This autumn gallery Ron Mandos will exhibit the new work of the multi-disciplinary artist Daniel Arsham (USA, 1980). Famous for moving between different media such as drawing, painting, sculpture and architecture, this show will focus on his latest sculptures especially produced for #TOMORROWSPAST. Icons of modern culture such as the radio, a polaroid camera and Mickey Mouse will be displayed in an unusual manner that is both intriguing and sinister.
During the opening talented New York based choreographer Jonah Bokaer (1981) will perform one of his pieces.
Growing up in Florida Daniel Arsham has always been surrounded by natural phenomena in the form of hurricanes and floods. It is no coincidence that as a result the power of nature and the effects on our culture play an essential part in his oeuvre. This battle between architecture and nature has been visible in different ways throughout his practices, such as his gouache paintings of natural environments. In these paintings architectural forms interfere with the landscape by manipulating it with geometric shapes.
Other important works of Arsham are his wall pieces that consist of organic forms that seem to naturally arise as part of the architecture of the wall but at the same time alter that structure by reshaping it and therefore questioning it’s own existence. This time, architecture is not penetrating the natural environment as in the gouache paintings, but are the natural and organic shapes manipulating the architecture of the building.
This tension between nature and culture is also visible in this upcoming exhibition. The sculptures that are on display refer to the popular culture as we know it, but at the same time have a lugubrious character since it looks like they have barely survived a big fire. Hole burns and missing parts give the smiling Mickey Mouse and the flashy portable radio a certain transiency that once again reveal the devastating power of natural phenomena over cultural production.
Jonah Bokaer is a choreographer and media artist.
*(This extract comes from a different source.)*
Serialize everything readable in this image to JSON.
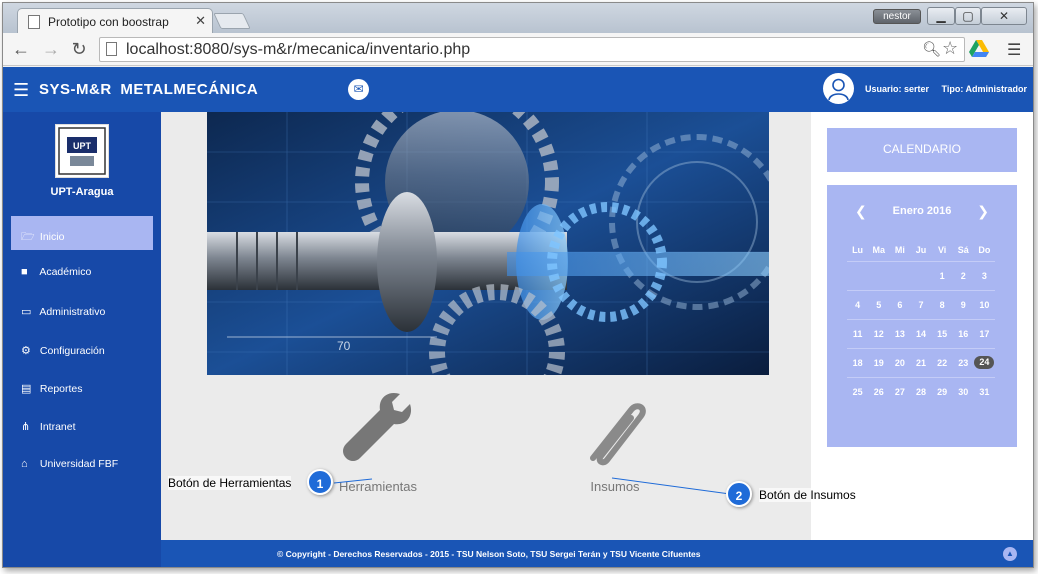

He has dedicated a short lifetime to expanding live performance through choreography, digital media, cross-disciplinary collaborations, and social enterprise, in the United States and internationally.
Here are some older works by Daniel Arsham: